Postoperative Back Pain? Learn How You Can Manage It!

lower back surgeryOne of the greatest worries of undergoing a surgery is the high chance of having mild or severe postoperative lower back pain and so, surgeries are generally resorted to if there’s no other option! But there is no reason why you’ll allow the prospects of postoperative pain relief make a coward of you.

Most patients want to know how much pain they might experience after surgery, how long the recovery period will be and to what extent will their life be disrupted. In most cases it’s pretty difficult to answer these questions as each patient’s recovery varies dramatically, depending on their overall health and the type and the complexity of surgery performed.

Effective pain management techniques after surgery can greatly contribute to the overall success of the back surgery. However, for better results, the pain management techniques should start before the surgery.

Here is what you can do…

  • Your doctor should also know if you have chronic pain or not. Because then your pain management techniques will be different.
  • Notify the doctor of all the medications, supplements or herbs that you have taken during the month preceding the surgery.
  • The doctor also should know about your alcohol and drug usage. Your pain management techniques may fall flat, if you don’t abstain from them now.
  • If you have any questions regarding the surgery, ask your doctor. What can be the possible side effects, what medications will be provided, etc.

Being prepared is vital for effective pain management.


After the surgery, the Medicines that can be used to reduce postoperative pain are…

Intravenous (IV) pain medication: Post surgery, pain relievers like morphine or fentanyl are provided through the IV catheter frequently. Some hospitals also use a patient-controlled analgesia (PCA) through which you can give yourself a fixed dose of medication with just the push of a button.
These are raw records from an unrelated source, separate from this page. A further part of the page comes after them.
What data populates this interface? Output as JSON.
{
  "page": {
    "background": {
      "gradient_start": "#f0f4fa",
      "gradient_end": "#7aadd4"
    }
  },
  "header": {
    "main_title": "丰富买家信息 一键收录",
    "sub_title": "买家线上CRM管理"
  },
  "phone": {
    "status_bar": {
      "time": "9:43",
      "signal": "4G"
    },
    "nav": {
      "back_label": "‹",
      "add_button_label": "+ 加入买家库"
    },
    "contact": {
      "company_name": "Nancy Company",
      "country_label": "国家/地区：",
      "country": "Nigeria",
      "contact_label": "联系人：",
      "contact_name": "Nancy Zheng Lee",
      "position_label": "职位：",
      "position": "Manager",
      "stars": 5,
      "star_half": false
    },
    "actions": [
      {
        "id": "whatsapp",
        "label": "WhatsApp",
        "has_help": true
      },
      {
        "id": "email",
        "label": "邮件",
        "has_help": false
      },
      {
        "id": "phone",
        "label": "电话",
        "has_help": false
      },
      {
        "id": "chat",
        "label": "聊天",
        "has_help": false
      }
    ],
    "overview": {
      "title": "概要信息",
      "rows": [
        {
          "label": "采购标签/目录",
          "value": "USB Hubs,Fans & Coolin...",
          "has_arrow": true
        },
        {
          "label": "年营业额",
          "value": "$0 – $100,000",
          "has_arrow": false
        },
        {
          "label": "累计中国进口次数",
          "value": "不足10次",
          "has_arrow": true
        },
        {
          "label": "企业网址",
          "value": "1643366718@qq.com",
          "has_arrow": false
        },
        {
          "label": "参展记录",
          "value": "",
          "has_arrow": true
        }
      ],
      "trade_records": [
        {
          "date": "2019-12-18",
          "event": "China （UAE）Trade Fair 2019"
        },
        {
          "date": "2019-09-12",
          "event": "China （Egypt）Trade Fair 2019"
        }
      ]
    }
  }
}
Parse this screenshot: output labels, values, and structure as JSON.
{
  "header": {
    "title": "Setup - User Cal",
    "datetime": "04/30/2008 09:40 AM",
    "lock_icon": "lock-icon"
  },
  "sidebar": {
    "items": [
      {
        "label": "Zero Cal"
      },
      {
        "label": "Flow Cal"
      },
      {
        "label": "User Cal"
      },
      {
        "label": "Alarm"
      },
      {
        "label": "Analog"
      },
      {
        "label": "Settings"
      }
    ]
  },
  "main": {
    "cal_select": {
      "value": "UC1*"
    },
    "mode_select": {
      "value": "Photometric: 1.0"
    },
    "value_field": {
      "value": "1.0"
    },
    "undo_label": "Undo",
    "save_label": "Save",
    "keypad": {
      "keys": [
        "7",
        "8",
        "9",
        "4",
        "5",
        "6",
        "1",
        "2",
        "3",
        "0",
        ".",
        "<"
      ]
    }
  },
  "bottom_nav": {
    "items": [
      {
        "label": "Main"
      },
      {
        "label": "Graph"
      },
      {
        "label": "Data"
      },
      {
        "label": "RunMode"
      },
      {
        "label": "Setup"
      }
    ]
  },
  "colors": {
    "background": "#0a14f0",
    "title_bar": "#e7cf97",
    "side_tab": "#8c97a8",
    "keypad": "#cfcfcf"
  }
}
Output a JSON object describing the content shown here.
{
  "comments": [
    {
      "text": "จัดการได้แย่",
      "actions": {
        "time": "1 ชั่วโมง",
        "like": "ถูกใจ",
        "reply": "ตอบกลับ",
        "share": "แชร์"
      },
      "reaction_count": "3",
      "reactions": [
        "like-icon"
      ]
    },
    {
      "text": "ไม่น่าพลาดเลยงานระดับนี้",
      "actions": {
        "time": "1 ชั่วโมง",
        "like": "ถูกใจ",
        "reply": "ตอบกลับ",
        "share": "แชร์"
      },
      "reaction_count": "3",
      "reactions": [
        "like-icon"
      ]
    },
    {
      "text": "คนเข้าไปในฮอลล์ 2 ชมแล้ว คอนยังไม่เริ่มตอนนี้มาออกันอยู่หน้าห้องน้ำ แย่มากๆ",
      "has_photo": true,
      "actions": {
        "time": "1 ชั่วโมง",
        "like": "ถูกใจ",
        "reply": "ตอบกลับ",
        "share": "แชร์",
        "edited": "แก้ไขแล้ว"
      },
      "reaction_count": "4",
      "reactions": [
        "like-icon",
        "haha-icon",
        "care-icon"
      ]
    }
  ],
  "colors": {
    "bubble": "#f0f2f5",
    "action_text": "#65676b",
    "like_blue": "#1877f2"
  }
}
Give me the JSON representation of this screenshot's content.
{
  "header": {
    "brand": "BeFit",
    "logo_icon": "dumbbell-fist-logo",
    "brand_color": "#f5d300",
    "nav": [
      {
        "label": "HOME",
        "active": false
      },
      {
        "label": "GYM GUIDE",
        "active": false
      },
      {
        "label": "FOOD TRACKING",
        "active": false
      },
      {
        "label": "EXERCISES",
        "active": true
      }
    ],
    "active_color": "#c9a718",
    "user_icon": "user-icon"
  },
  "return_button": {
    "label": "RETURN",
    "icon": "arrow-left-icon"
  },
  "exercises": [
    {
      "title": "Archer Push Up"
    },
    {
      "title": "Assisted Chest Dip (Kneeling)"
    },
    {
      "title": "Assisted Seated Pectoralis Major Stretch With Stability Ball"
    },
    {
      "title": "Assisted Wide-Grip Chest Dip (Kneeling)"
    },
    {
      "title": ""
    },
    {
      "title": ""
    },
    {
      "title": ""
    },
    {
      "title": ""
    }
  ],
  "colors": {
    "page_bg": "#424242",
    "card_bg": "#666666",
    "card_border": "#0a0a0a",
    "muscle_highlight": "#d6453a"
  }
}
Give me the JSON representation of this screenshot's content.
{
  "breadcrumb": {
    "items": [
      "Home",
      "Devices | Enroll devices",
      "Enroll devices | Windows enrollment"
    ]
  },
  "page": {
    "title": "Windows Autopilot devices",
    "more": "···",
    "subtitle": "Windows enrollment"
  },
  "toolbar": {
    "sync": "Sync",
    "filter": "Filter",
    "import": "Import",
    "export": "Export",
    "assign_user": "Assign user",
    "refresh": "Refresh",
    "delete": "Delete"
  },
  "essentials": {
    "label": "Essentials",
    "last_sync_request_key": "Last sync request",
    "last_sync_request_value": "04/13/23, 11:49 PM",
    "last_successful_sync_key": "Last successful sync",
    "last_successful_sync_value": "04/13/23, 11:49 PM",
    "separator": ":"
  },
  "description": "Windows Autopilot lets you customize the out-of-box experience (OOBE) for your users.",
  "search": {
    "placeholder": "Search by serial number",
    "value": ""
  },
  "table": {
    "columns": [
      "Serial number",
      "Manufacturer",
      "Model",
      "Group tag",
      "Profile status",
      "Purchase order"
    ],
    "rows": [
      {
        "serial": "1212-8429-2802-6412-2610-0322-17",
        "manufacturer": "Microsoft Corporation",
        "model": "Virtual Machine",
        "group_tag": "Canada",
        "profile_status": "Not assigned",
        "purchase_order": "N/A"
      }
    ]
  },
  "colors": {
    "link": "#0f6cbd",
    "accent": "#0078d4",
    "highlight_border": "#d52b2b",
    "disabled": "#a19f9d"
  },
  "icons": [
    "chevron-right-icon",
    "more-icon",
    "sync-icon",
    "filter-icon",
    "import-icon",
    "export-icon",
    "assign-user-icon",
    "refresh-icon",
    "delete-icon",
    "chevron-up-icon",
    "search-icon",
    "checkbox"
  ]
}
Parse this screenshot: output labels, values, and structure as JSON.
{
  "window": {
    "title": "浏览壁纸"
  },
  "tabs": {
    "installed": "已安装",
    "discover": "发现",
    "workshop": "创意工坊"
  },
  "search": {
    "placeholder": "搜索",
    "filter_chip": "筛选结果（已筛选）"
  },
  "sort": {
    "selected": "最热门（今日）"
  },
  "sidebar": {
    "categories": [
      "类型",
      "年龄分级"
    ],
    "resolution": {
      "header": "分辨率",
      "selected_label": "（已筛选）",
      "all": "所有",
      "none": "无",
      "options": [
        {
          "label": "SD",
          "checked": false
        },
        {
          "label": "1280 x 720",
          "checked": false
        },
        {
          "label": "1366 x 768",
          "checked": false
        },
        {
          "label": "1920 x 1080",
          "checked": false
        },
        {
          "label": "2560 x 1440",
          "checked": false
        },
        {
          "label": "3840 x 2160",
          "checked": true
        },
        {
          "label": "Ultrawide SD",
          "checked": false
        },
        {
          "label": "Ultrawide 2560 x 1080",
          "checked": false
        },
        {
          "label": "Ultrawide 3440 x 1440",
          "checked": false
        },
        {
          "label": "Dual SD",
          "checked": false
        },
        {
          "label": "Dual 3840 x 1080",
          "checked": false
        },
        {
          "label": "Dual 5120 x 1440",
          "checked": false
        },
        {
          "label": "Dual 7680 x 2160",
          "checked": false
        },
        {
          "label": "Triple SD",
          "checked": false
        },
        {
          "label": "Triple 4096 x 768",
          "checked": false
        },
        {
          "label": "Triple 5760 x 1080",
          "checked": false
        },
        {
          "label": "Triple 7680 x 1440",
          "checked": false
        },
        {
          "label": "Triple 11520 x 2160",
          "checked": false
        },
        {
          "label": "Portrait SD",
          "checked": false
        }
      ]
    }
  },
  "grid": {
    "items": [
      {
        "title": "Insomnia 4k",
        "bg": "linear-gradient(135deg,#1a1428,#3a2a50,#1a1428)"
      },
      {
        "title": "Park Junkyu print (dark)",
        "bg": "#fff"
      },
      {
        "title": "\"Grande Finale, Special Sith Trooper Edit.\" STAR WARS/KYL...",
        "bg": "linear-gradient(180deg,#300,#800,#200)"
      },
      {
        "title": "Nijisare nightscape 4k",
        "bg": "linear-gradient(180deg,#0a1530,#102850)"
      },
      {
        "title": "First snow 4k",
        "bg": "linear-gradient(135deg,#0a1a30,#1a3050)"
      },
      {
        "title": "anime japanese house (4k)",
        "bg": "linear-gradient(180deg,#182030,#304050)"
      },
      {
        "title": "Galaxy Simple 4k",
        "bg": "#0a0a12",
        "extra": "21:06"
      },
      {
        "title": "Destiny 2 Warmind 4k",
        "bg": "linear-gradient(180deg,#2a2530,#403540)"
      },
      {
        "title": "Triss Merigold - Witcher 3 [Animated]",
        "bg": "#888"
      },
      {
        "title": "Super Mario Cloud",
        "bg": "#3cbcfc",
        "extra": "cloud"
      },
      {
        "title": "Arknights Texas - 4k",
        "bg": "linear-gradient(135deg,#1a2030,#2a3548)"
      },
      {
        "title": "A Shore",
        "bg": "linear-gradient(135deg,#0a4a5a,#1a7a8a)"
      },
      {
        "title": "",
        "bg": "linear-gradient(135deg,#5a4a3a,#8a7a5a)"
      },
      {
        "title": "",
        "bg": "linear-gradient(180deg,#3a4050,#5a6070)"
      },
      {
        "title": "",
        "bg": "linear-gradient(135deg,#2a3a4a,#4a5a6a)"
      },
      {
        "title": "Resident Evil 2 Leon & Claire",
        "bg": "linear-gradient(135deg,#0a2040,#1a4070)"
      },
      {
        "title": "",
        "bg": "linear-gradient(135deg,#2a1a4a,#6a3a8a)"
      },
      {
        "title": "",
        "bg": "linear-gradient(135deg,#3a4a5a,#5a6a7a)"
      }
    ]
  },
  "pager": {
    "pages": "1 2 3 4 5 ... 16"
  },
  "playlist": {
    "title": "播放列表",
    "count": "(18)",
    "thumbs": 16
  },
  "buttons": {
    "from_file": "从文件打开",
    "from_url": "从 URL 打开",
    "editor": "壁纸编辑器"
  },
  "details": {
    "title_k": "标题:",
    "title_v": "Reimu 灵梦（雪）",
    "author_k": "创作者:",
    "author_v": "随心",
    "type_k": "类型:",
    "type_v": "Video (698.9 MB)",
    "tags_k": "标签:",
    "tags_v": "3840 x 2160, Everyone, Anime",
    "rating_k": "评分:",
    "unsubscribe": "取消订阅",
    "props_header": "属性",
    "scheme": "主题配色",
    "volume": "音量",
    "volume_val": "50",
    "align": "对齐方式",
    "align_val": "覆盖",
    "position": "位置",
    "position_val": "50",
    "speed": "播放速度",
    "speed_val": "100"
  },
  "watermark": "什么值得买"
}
Epidural analgesia: In this case, pain medications are injected through a catheter which is inserted into the epidural space lying within your spinal canal but outside your spinal fluid.

Spinal anesthesia: Here, the pain relief medications are directly injected into the spinal fluid.

Nerve block: This will provide pain relief to the target area and will prevent the pain from travelling to the brain following the nerve pathway.

Combination pain medications: One or more pain-relief drugs are given in this case. Acetaminophen (Tylenol, others), celecoxib (Celebrex), ketamine (Ketalar) or gabapentin (Neurontin) are provided together.

The pain management continues during your home recovery stage.

Ice, rest or elevations are the common steps.

  • The doctor may inject anesthesia to the area of pain, which will give temporary relief.
  • Often oral medicines are also prescribed. Opioids or NSAIDs like ibuprofen also act as pain relievers.

These were, however, the medicine ways of pain management. There are, non-medicine ways too.

  • To begin with, you will have to identify the pain. Talk to your doctor about the pain, where it hurts and which activities trigger it more.
  • If medications are causing any side effects like constipation, sleepiness, nausea, itching, etc. you should talk to your health care provider.

There are some pain management guidelines too that you can follow for additional help.

  • Find out who can provide you postoperative pain management.
  • Set realistic expectations. This will provide you a greater sense of control and will reduce anxiety and worry.
  • Discuss medicines with your doctor.
  • Find out about the non-medicine options like cognitive-behavioral methods, relaxation techniques, etc.
  • Learn to alert the healthcare staff if the pain increases.

Going under the scalpel requires courage but you have been brave about it. Now with postoperative pain management techniques you can ensure your comfort during the post-surgery days more effectively!